If we apply this thought process to the possible outcome of a conflict between Russia and Europe, the results are telling. Using the same criteria as Putin, the math is quite straightforward. Russia has a population of 144 million; the EU and the UK combined is over 448 million. The PPP-GDP of Russia is roughly $5 trillion; that of the EU+UK combined is roughly $30 trillion. These numbers place Russia in a most unenviable position concerning a conflict with Europe.

A comparison with the whole of NATO leaves Russia in an even worse position. The population of NATO is 960 million; over six times larger than Russia. NATO’s PPP-GDP is a bit over $50 trillion, 10 times that of Russia. Moreover, NATO has a total of 3.4 million military personnel; Russia has 1.15 million with a plan to expand to 1.5 million by 2026. The reality is in the numbers, and even the Russian president sees that in a conventional conflict, Russia does not measure up.

Concerning the use of nuclear weapons, Putin is equally clear: “It is absolutely out of the question. You just don’t have to be any kind of analyst; it goes against common sense to get involved in some kind of global war. And a global war will bring all of humanity to the brink of destruction. It’s obvious.”

We are led, ineluctably, to one conclusion: that the fallacy spoken of is without grounds. Russia cannot prevail against the West in a conventional conflict, and, by Putin’s reckoning, a nuclear exchange is unthinkable. Russia has no advantage in either scenario.

Thus, it would appear that maintaining economic and political hegemony is what has been driving the decisions of Western leaders since the Cold War ended. Maintaining a perceived necessity for NATO’s existence was part of that miscalculation–Russia as a threat was needed to achieve that perception.

It seems that for many Western leaders, the Cold War never ended–they couldn’t allow that.

If political dynamics was the salient feature in the drama just presented, circumstances could conceivably be altered–changes in leadership are politically inevitable. Politicians come and go, and so do ideas and priorities. But the situation is more involved than this. There is another more insidious undercurrent which augments the idea of Russia as a threat, NATO expansion, and the Ukraine proxy war: manufactured consent.

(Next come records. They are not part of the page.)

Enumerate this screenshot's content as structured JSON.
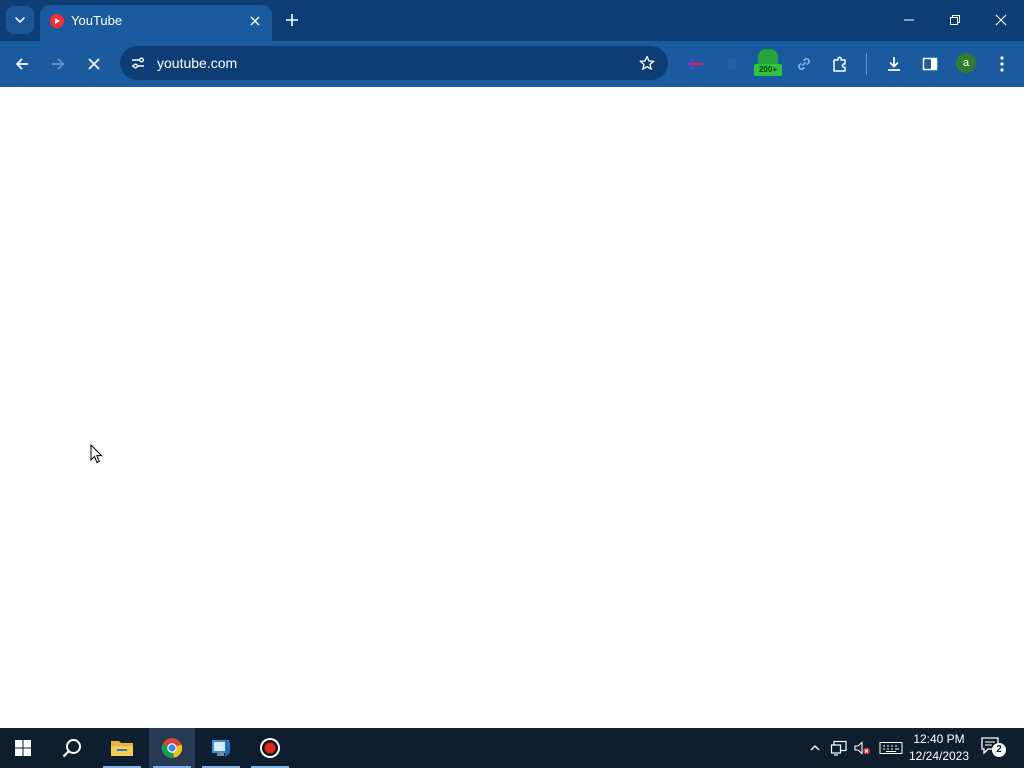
{
  "browser": {
    "tab": {
      "title": "YouTube",
      "favicon": "youtube-icon"
    },
    "address_bar": {
      "url": "youtube.com"
    },
    "extensions": [
      {
        "name": "arrow-extension-icon"
      },
      {
        "name": "extension-placeholder-icon"
      },
      {
        "name": "android-extension-icon",
        "badge": "200+"
      },
      {
        "name": "link-extension-icon"
      },
      {
        "name": "puzzle-extensions-icon"
      }
    ],
    "profile": {
      "initial": "a"
    }
  },
  "taskbar": {
    "apps": [
      "start-icon",
      "search-icon",
      "file-explorer-icon",
      "chrome-icon",
      "vscode-icon",
      "record-icon"
    ],
    "clock": {
      "time": "12:40 PM",
      "date": "12/24/2023"
    },
    "notifications": {
      "count": "2"
    }
  },
  "colors": {
    "titlebar": "#0d3d75",
    "toolbar": "#1a5a9e",
    "taskbar": "#0e1e2e",
    "youtube_red": "#ff2d2d"
  }
}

In 1921, Sigmund Freud explored in his work, Group Psychology and the Analysis of the Ego, the extent to which instinctive group psychology could affect rational thinking. Ironically, Freud’s ideas were further developed by his nephew, Edward Bernays, who, perhaps unfortunately for all of us, became the father of modern political propaganda.

Over a century ago, Walter Lippman and more recently, Ed Herman and Noam Chomsky, cautioned us about group psychology managed with propaganda–it comes with a heavy price. Yielding to our instinctual demands of viewing conflict as a struggle between the virtuous “us” versus the evil “them” implies a single-minded approach to conflict resolution. With this view, peace requires defeating one’s adversary, while efforts at a workable solution become tantamount to appeasement. Surrendering to these alternatives is a false dichotomy, an either/or choice–and that is both unnecessary and dangerous. To do so is to remain trapped, psychologically, in a 1940s mindset, where an adversary must be defeated and not appeased with no gray area between them.

NATO leadership and mainstream media in the West are representative of what Ed Herman and Noam Chomsky (Manufacturing Consent) and Walter Lippmann (Public Opinion) refer to in their seminal texts: the manufacture of consent through propaganda and the danger it creates when misused or overused.

Newton’s first law of motion, the principle of inertia, says something will remain at rest or in motion until acted upon by a force causing it to deviate from its path. The world can afford neither the inertia of some of today’s dangerous foreign policy initiatives nor the propaganda machines that perpetuate them. The risks are too great for further miscalculation.